How important is finding a good band name? What should a good band name contain?
-Are you asking because you think ours is good, or terrible? Haha. Well, personally I think it’s fairly important, since it’s how people identify you. It has to fit the music. It should be something unique and meaningful. And it should sound nice. It took us many months to initially settle down on a band name, and I still don’t know if we actually met all the criteria I just listed.
When I think of USBM I think of an array of bands all sounding differently. Is there a USBM sound to speak of? What defines USBM?
-I don’t really know, to be honest. There are a couple good black metal bands here and there, but I didn’t know there’s such a thing as “USBM”.
What kind of history is there for black metal in the States? How much do you look to the Swedish and Norwegian bands?
-We’re probably not the best example of an American black metal band, since 2 of the 3 members are Russian. As far as influences go, a lot of Scandinavian bands, certainly. But there are also great bands from France, Canada, Germany, etc. that have influenced us.
When you release a record on your own how tough is it to get it out to the right retailers? Has the infrastructure of distribution for independent releases changed?
-We’ve chosen to stick with online distribution. It’s easier to do that these days with sites like bandcamp – that’s been a great tool for us. But overall, things are still pretty tough.
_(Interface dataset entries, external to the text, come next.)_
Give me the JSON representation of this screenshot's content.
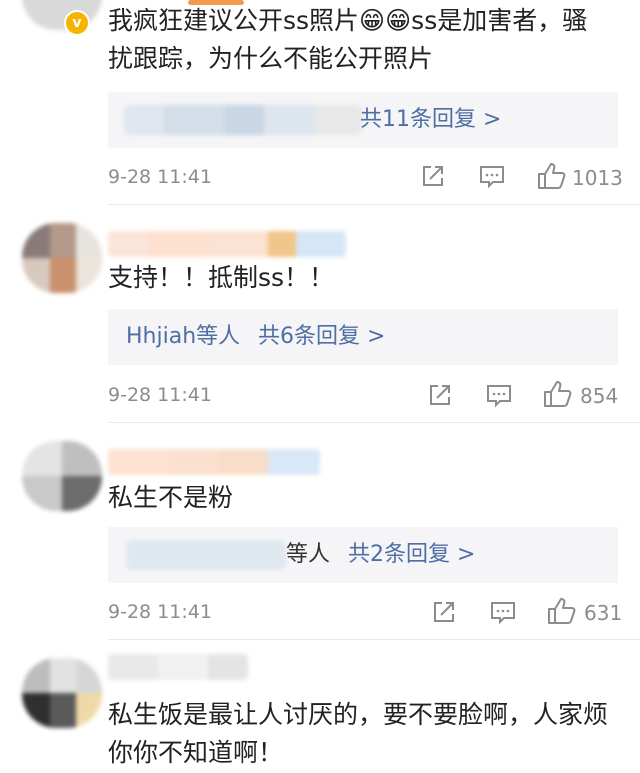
{
  "comments": [
    {
      "text": "我疯狂建议公开ss照片😁😁ss是加害者，骚扰跟踪，为什么不能公开照片",
      "reply_names": "",
      "reply_count": "共11条回复 >",
      "time": "9-28 11:41",
      "likes": "1013"
    },
    {
      "text": "支持！！抵制ss！！",
      "reply_names": "Hhjiah等人",
      "reply_count": "共6条回复 >",
      "time": "9-28 11:41",
      "likes": "854"
    },
    {
      "text": "私生不是粉",
      "reply_names": "等人",
      "reply_count": "共2条回复 >",
      "time": "9-28 11:41",
      "likes": "631"
    },
    {
      "text": "私生饭是最让人讨厌的，要不要脸啊，人家烦你你不知道啊！",
      "reply_names": "",
      "reply_count": "",
      "time": "",
      "likes": ""
    }
  ],
  "icons": {
    "share": "share-icon",
    "comment": "comment-icon",
    "like": "thumbs-up-icon",
    "verified": "verified-badge-icon"
  },
  "colors": {
    "accent": "#f39a4c",
    "link": "#4e6ea5",
    "meta": "#8c8c8c"
  }
}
How pleased are you with your latest recorded work? What kind of responses have you had to it?
-We’re quite happy with it. There have been a lot of positive reviews, and many people seem to have captured the messages we were trying to convey, which was our goal. So, that’s absolutely excellent. I still enjoy listening to it, too – I got sick of Intifada right away, but the new album is still enjoyable despite having heard it thousands of times during the mixing. But of course there’s always plenty of room for improvement.
When you’ve recorded an album that turned out awesome how do you follow it up? How do you outdo it with your next one?
-We’ve learned a lot in the process of making this album, so just applying all the lessons we’ve picked up along the way will help a lot. Hopefully we’ll have grown significantly as musicians by the time we record the next one as well.
We live in fickle times where people don’t seem to follow bands anymore but change their likes as often as they change their underwear. How do you build a following today?
-We’re not the right people to ask, haha. Whatever big labels pump money into gets a big following. Even if the music is terrible. Happens all the time. It’s unfortunate. But many bloggers post reviews and otherwise promote independent artists, which has been a big help for us and we’re very grateful for that.
Modern black metal is in its nature dark and people hostile. How do you keep true to its ideals yet still interact with the people that listen to your music?
-I’ve found that many black metal fans are very nice people, actually. But when writing this music, we’re not really looking to be true to the ideals of any genre – only ourselves.
Would you say there is a greater concept to FORLORN PATH?
-There is. The music is meant to address things we feel are important, things going on in the world around us.
What kind of future do you see?
-I find that it’s usually better to focus on the present.